§ RECORD EXTRACTS
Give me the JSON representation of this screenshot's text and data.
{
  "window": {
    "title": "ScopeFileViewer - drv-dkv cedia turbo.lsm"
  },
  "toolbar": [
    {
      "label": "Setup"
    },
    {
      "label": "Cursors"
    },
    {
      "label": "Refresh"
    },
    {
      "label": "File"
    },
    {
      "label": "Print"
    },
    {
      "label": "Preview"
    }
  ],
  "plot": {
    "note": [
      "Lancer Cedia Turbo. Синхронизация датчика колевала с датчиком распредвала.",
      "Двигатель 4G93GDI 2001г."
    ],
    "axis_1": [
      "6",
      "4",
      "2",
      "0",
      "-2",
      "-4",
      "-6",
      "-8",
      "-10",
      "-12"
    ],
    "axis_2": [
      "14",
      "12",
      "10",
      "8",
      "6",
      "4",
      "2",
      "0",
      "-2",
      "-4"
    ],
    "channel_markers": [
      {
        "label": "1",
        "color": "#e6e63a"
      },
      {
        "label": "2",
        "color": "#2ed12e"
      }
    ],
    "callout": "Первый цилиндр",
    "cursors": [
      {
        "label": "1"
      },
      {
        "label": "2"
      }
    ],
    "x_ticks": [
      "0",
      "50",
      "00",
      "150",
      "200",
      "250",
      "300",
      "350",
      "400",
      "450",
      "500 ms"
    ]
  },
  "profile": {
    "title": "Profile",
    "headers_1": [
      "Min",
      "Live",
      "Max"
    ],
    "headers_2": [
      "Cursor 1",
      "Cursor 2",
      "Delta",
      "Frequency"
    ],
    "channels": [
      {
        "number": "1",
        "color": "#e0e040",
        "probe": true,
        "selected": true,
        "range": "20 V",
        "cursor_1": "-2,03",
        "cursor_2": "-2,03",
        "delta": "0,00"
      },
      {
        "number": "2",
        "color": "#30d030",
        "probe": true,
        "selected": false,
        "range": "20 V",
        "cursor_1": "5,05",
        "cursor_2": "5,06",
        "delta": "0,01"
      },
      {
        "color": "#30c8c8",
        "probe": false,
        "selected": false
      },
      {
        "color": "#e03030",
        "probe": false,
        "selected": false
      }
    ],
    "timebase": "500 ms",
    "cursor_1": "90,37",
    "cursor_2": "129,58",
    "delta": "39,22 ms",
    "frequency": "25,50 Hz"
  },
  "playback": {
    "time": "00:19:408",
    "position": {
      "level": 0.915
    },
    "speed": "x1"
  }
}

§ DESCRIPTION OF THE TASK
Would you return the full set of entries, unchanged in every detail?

§ RESPONSE BOX
Give me the JSON representation of this screenshot's text and data.
{
  "window": {
    "title": "ScopeFileViewer - drv-dkv cedia turbo.lsm"
  },
  "toolbar": [
    {
      "label": "Setup"
    },
    {
      "label": "Cursors"
    },
    {
      "label": "Refresh"
    },
    {
      "label": "File"
    },
    {
      "label": "Print"
    },
    {
      "label": "Preview"
    }
  ],
  "plot": {
    "note": [
      "Lancer Cedia Turbo. Синхронизация датчика колевала с датчиком распредвала.",
      "Двигатель 4G93GDI 2001г."
    ],
    "axis_1": [
      "6",
      "4",
      "2",
      "0",
      "-2",
      "-4",
      "-6",
      "-8",
      "-10",
      "-12"
    ],
    "axis_2": [
      "14",
      "12",
      "10",
      "8",
      "6",
      "4",
      "2",
      "0",
      "-2",
      "-4"
    ],
    "channel_markers": [
      {
        "label": "1",
        "color": "#e6e63a"
      },
      {
        "label": "2",
        "color": "#2ed12e"
      }
    ],
    "callout": "Первый цилиндр",
    "cursors": [
      {
        "label": "1"
      },
      {
        "label": "2"
      }
    ],
    "x_ticks": [
      "0",
      "50",
      "00",
      "150",
      "200",
      "250",
      "300",
      "350",
      "400",
      "450",
      "500 ms"
    ]
  },
  "profile": {
    "title": "Profile",
    "headers_1": [
      "Min",
      "Live",
      "Max"
    ],
    "headers_2": [
      "Cursor 1",
      "Cursor 2",
      "Delta",
      "Frequency"
    ],
    "channels": [
      {
        "number": "1",
        "color": "#e0e040",
        "probe": true,
        "selected": true,
        "range": "20 V",
        "cursor_1": "-2,03",
        "cursor_2": "-2,03",
        "delta": "0,00"
      },
      {
        "number": "2",
        "color": "#30d030",
        "probe": true,
        "selected": false,
        "range": "20 V",
        "cursor_1": "5,05",
        "cursor_2": "5,06",
        "delta": "0,01"
      },
      {
        "color": "#30c8c8",
        "probe": false,
        "selected": false
      },
      {
        "color": "#e03030",
        "probe": false,
        "selected": false
      }
    ],
    "timebase": "500 ms",
    "cursor_1": "90,37",
    "cursor_2": "129,58",
    "delta": "39,22 ms",
    "frequency": "25,50 Hz"
  },
  "playback": {
    "time": "00:19:408",
    "position": {
      "level": 0.915
    },
    "speed": "x1"
  }
}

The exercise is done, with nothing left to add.